Your instructions. Reproduce, exactly as they appear, the line containing "Parse this screenshot: output" and every line after it, ending with the last line of the records.
Raw data Start Marker
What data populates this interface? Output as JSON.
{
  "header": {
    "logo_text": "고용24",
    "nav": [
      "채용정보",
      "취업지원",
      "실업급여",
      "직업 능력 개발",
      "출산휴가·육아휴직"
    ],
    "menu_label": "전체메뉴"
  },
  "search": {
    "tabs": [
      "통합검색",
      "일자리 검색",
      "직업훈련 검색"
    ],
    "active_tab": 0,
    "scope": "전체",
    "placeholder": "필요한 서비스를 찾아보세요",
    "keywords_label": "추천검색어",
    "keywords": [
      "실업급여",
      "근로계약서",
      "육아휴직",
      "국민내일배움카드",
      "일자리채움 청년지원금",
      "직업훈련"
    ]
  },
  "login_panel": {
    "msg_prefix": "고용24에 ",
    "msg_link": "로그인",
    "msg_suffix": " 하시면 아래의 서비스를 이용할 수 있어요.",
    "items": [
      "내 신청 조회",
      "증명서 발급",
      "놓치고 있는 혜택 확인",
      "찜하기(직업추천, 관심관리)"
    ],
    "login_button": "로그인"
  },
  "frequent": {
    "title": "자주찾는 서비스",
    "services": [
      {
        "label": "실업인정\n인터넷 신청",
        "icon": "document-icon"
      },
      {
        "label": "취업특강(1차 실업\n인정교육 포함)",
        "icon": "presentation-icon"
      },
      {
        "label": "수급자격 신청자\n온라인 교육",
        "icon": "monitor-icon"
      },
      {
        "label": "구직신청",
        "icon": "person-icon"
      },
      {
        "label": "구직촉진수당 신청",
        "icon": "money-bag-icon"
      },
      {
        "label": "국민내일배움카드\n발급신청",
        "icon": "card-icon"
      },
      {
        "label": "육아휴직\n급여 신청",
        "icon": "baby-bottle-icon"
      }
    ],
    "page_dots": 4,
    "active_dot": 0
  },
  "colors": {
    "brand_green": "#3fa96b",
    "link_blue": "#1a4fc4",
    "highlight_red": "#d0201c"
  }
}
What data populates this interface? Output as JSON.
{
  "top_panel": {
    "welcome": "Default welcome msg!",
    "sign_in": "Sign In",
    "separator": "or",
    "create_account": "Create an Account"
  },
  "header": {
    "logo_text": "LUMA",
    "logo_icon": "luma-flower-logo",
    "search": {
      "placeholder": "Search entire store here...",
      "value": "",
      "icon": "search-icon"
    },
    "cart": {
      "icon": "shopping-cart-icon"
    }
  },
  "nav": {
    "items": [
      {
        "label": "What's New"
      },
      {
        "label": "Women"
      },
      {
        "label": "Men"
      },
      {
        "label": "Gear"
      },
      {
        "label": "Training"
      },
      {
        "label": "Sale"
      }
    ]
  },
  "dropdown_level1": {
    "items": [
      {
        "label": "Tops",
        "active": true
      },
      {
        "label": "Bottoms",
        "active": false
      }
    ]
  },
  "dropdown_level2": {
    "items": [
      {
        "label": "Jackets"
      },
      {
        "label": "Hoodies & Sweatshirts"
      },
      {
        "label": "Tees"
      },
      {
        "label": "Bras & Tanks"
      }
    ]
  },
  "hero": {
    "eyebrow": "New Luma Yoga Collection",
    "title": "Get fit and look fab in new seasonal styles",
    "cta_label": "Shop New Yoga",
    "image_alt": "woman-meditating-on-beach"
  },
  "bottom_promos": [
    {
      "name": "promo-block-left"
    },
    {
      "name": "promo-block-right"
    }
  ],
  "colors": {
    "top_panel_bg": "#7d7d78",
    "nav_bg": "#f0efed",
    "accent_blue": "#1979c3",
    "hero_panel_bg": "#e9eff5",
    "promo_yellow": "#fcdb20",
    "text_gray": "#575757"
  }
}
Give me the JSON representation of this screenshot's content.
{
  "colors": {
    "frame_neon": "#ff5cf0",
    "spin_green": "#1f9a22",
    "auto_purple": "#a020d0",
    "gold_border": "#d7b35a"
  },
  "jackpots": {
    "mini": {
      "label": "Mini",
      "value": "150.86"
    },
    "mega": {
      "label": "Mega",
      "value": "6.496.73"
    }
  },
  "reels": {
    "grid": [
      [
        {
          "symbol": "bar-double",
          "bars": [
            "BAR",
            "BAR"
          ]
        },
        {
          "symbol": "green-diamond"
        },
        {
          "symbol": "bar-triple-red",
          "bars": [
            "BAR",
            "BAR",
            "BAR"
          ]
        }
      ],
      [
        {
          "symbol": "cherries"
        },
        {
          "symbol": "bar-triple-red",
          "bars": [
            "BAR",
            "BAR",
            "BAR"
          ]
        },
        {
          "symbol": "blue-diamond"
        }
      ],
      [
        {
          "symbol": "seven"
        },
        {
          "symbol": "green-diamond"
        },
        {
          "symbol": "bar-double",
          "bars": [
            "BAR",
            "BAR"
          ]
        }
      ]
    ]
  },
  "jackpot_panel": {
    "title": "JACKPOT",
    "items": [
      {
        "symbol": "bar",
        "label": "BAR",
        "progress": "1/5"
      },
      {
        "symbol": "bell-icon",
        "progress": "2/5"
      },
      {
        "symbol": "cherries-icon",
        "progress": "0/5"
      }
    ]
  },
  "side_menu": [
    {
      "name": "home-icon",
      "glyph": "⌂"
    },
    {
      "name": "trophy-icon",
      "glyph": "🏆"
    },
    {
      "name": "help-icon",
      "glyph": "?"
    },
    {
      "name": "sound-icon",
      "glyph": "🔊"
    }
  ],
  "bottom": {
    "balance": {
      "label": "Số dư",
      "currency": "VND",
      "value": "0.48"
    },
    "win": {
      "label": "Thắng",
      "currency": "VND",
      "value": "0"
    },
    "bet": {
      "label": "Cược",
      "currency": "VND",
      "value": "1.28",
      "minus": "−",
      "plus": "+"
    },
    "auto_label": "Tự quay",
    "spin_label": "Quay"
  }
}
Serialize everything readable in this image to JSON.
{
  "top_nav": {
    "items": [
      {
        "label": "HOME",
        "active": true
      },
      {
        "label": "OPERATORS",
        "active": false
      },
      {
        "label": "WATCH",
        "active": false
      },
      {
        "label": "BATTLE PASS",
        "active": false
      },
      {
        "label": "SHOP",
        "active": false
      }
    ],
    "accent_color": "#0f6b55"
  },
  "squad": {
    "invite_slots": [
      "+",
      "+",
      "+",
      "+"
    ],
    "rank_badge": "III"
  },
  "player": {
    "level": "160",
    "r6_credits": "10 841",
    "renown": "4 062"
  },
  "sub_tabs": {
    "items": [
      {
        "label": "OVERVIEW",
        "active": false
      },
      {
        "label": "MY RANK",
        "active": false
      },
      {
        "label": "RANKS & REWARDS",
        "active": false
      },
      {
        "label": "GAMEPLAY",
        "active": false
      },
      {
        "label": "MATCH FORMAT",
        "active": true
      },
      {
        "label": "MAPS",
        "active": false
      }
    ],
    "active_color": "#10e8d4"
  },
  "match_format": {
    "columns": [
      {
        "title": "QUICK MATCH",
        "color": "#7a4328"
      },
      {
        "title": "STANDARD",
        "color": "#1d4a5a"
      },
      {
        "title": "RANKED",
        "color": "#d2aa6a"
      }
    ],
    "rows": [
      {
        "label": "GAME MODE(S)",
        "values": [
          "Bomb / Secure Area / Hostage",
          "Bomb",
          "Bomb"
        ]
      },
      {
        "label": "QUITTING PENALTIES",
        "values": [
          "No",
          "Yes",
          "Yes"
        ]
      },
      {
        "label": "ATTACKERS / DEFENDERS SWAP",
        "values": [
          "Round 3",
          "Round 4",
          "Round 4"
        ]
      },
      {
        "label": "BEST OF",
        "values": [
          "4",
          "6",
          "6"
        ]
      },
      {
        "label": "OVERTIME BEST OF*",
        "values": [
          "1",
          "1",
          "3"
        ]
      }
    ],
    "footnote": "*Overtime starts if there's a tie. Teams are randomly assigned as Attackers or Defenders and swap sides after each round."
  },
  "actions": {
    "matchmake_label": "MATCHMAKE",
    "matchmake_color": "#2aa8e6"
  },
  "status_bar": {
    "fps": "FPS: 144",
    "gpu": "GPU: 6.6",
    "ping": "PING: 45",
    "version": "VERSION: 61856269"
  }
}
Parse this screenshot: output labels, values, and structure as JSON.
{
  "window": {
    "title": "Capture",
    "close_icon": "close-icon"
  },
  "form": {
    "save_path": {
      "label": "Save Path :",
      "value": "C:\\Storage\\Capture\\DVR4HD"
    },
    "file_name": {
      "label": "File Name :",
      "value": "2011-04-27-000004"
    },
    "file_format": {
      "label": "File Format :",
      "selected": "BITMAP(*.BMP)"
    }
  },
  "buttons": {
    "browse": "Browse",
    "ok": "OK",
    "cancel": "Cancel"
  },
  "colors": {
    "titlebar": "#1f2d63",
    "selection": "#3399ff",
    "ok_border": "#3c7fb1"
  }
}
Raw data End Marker
Result.
Parse this screenshot: output labels, values, and structure as JSON.
{
  "window": {
    "title": "Capture",
    "close_icon": "close-icon"
  },
  "form": {
    "save_path": {
      "label": "Save Path :",
      "value": "C:\\Storage\\Capture\\DVR4HD"
    },
    "file_name": {
      "label": "File Name :",
      "value": "2011-04-27-000004"
    },
    "file_format": {
      "label": "File Format :",
      "selected": "BITMAP(*.BMP)"
    }
  },
  "buttons": {
    "browse": "Browse",
    "ok": "OK",
    "cancel": "Cancel"
  },
  "colors": {
    "titlebar": "#1f2d63",
    "selection": "#3399ff",
    "ok_border": "#3c7fb1"
  }
}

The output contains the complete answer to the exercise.